Problem - Reproduce every entry precisely as written.

Record set -
════════════════
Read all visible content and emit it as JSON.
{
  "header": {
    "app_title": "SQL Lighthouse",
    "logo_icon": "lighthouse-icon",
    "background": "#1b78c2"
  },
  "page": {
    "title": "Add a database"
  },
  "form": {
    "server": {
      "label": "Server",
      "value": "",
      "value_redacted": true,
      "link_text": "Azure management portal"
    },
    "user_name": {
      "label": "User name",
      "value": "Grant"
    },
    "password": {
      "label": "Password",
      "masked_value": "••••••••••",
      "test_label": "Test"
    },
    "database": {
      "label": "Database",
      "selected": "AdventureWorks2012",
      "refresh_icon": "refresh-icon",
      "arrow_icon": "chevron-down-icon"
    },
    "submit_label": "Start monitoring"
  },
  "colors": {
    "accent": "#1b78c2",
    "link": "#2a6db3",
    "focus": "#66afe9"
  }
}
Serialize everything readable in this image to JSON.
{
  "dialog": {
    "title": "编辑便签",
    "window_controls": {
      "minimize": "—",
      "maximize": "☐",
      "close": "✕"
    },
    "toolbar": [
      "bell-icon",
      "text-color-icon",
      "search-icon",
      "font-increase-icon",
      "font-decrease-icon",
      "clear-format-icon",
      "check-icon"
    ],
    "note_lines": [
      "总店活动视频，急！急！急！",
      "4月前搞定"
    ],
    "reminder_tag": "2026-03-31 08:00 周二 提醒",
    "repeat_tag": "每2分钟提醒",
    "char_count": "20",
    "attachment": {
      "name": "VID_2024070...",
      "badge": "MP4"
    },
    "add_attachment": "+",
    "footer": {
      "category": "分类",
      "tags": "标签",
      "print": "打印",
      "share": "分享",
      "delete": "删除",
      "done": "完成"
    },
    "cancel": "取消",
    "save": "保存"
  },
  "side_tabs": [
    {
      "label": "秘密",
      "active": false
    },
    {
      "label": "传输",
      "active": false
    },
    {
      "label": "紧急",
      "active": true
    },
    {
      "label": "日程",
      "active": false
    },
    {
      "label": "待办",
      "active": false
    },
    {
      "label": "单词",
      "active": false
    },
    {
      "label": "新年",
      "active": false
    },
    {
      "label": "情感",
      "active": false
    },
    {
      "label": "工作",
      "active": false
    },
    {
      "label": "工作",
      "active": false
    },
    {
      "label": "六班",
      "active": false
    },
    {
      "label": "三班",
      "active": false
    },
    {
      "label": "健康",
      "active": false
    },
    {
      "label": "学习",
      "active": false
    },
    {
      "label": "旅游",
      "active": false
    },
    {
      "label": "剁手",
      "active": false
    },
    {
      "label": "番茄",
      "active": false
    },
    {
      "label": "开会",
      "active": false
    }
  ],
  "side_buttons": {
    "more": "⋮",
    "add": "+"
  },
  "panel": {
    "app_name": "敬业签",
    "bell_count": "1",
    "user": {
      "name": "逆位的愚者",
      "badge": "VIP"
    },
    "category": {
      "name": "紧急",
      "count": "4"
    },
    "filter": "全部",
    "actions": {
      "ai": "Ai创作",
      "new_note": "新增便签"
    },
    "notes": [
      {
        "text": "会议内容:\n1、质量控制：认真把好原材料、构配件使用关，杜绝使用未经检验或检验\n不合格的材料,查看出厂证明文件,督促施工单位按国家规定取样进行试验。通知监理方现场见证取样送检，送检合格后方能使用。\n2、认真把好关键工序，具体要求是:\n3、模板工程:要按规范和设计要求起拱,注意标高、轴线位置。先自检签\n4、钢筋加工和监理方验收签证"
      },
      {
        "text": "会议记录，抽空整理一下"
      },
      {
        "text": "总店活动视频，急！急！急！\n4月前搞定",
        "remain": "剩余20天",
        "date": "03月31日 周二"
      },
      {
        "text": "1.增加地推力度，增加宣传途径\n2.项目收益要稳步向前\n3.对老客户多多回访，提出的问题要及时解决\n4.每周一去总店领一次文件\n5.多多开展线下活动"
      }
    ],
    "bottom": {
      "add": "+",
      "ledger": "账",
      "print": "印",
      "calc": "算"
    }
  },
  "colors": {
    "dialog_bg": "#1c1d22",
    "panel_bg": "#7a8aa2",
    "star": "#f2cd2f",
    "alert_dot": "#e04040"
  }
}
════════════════
Solution for this problem -
Read all visible content and emit it as JSON.
{
  "header": {
    "app_title": "SQL Lighthouse",
    "logo_icon": "lighthouse-icon",
    "background": "#1b78c2"
  },
  "page": {
    "title": "Add a database"
  },
  "form": {
    "server": {
      "label": "Server",
      "value": "",
      "value_redacted": true,
      "link_text": "Azure management portal"
    },
    "user_name": {
      "label": "User name",
      "value": "Grant"
    },
    "password": {
      "label": "Password",
      "masked_value": "••••••••••",
      "test_label": "Test"
    },
    "database": {
      "label": "Database",
      "selected": "AdventureWorks2012",
      "refresh_icon": "refresh-icon",
      "arrow_icon": "chevron-down-icon"
    },
    "submit_label": "Start monitoring"
  },
  "colors": {
    "accent": "#1b78c2",
    "link": "#2a6db3",
    "focus": "#66afe9"
  }
}
Serialize everything readable in this image to JSON.
{
  "dialog": {
    "title": "编辑便签",
    "window_controls": {
      "minimize": "—",
      "maximize": "☐",
      "close": "✕"
    },
    "toolbar": [
      "bell-icon",
      "text-color-icon",
      "search-icon",
      "font-increase-icon",
      "font-decrease-icon",
      "clear-format-icon",
      "check-icon"
    ],
    "note_lines": [
      "总店活动视频，急！急！急！",
      "4月前搞定"
    ],
    "reminder_tag": "2026-03-31 08:00 周二 提醒",
    "repeat_tag": "每2分钟提醒",
    "char_count": "20",
    "attachment": {
      "name": "VID_2024070...",
      "badge": "MP4"
    },
    "add_attachment": "+",
    "footer": {
      "category": "分类",
      "tags": "标签",
      "print": "打印",
      "share": "分享",
      "delete": "删除",
      "done": "完成"
    },
    "cancel": "取消",
    "save": "保存"
  },
  "side_tabs": [
    {
      "label": "秘密",
      "active": false
    },
    {
      "label": "传输",
      "active": false
    },
    {
      "label": "紧急",
      "active": true
    },
    {
      "label": "日程",
      "active": false
    },
    {
      "label": "待办",
      "active": false
    },
    {
      "label": "单词",
      "active": false
    },
    {
      "label": "新年",
      "active": false
    },
    {
      "label": "情感",
      "active": false
    },
    {
      "label": "工作",
      "active": false
    },
    {
      "label": "工作",
      "active": false
    },
    {
      "label": "六班",
      "active": false
    },
    {
      "label": "三班",
      "active": false
    },
    {
      "label": "健康",
      "active": false
    },
    {
      "label": "学习",
      "active": false
    },
    {
      "label": "旅游",
      "active": false
    },
    {
      "label": "剁手",
      "active": false
    },
    {
      "label": "番茄",
      "active": false
    },
    {
      "label": "开会",
      "active": false
    }
  ],
  "side_buttons": {
    "more": "⋮",
    "add": "+"
  },
  "panel": {
    "app_name": "敬业签",
    "bell_count": "1",
    "user": {
      "name": "逆位的愚者",
      "badge": "VIP"
    },
    "category": {
      "name": "紧急",
      "count": "4"
    },
    "filter": "全部",
    "actions": {
      "ai": "Ai创作",
      "new_note": "新增便签"
    },
    "notes": [
      {
        "text": "会议内容:\n1、质量控制：认真把好原材料、构配件使用关，杜绝使用未经检验或检验\n不合格的材料,查看出厂证明文件,督促施工单位按国家规定取样进行试验。通知监理方现场见证取样送检，送检合格后方能使用。\n2、认真把好关键工序，具体要求是:\n3、模板工程:要按规范和设计要求起拱,注意标高、轴线位置。先自检签\n4、钢筋加工和监理方验收签证"
      },
      {
        "text": "会议记录，抽空整理一下"
      },
      {
        "text": "总店活动视频，急！急！急！\n4月前搞定",
        "remain": "剩余20天",
        "date": "03月31日 周二"
      },
      {
        "text": "1.增加地推力度，增加宣传途径\n2.项目收益要稳步向前\n3.对老客户多多回访，提出的问题要及时解决\n4.每周一去总店领一次文件\n5.多多开展线下活动"
      }
    ],
    "bottom": {
      "add": "+",
      "ledger": "账",
      "print": "印",
      "calc": "算"
    }
  },
  "colors": {
    "dialog_bg": "#1c1d22",
    "panel_bg": "#7a8aa2",
    "star": "#f2cd2f",
    "alert_dot": "#e04040"
  }
}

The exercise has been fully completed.